Fortunately, Billy Preston turns up. He's a real musician who they knew from their days in Hamburg. He sits in on piano.
Afraid of looking like a bunch of incompetents, all Beatles suddenly pull themselves together and start doing what they're supposed to be doing. Recording a record and preparing to film a performance.
The Beatles have found a Daddy.
When Billy's there, they work. If Billy is doing something else, they return to indolence. Surprisingly, silly "black" voices prove most popular at this point.
"Get Back" starts its life as a protest song against Enoch Powell and his right wing agenda. Thankfully, they don't proceed with this vision as the poor attempt at sarcasm would fly above the heads of most listeners. Uncovered recordings in the 1980s would be exposed by tabloid newspapers in Britain as "Beatles' racist secret recordings". But that's another story.
Regardless.
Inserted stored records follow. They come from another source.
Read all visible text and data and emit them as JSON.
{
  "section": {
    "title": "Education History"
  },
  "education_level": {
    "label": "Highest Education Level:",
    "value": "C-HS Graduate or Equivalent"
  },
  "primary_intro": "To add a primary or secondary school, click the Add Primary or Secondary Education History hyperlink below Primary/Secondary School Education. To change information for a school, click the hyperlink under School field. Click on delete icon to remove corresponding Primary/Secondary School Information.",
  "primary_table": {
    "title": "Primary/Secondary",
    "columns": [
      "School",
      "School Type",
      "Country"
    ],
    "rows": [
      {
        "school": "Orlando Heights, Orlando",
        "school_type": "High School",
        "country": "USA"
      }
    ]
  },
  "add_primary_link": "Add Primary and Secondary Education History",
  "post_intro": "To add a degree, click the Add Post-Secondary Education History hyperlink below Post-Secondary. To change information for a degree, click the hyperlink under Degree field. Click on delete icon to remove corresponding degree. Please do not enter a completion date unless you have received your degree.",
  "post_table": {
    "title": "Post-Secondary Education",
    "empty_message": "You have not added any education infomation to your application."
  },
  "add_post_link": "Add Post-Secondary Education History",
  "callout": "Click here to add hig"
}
Episode two ends because the week is over. Not with a bang but a whimper.
Episode three begins with the Beatles confronting the idea they are supposed to play and haven't found a venue and haven't got a set. That still takes up an hour.
This hour is not without its own strange delights. Linda's daughter discussing tigers with John. George's genuine enthusiasm for Ringo's "Octopus" song. John and Yoko's support of George doing a solo album.
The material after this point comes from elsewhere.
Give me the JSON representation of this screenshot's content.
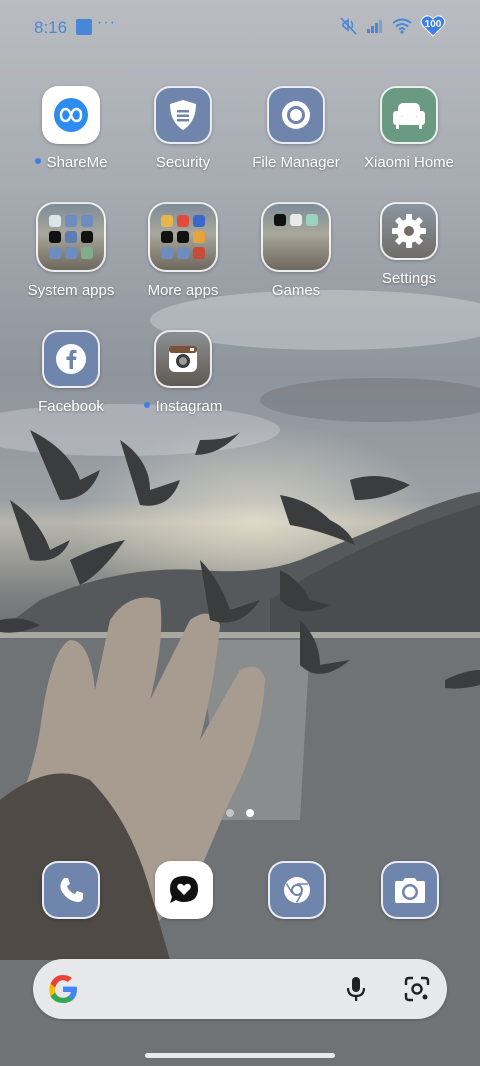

The choice of venue has been a parade of half thought out ideas throughout the previous episodes. Previous ideas included shipping an audience off on a three-week boat trip to see the Beatles play in a Mediterranean amphitheatre by the sea. No one has mentioned logistics. No one has tried to book a venue.
Eventually, you know this already, they go upstairs and play on the roof to a bunch of folk in the street who can't see them. A few brave souls climb adjacent roofs.
And for about 40 minutes, you get everything you were expecting. The band play a handful of songs, some titles repeatedly. They play great. The reactions of the public both pro and con are marvellous fun.
And joyous too. I still can't understand the method but the end result is fab. I'm going to give it top marks only because the "concert" is so damn good. However, parts one and two should only be viewed by anthropologists, super fans and masochists.
Of course, after the show, Peter Jackson (being Peter Jackson), still needs to go back to more whacky outtakes from the studio to add an unnecessary 10 minutes to proceedings. It is a bloated affair all band approved and lovey. And I'm sure, for the band and their widows, this is a delightful trip down memory lane.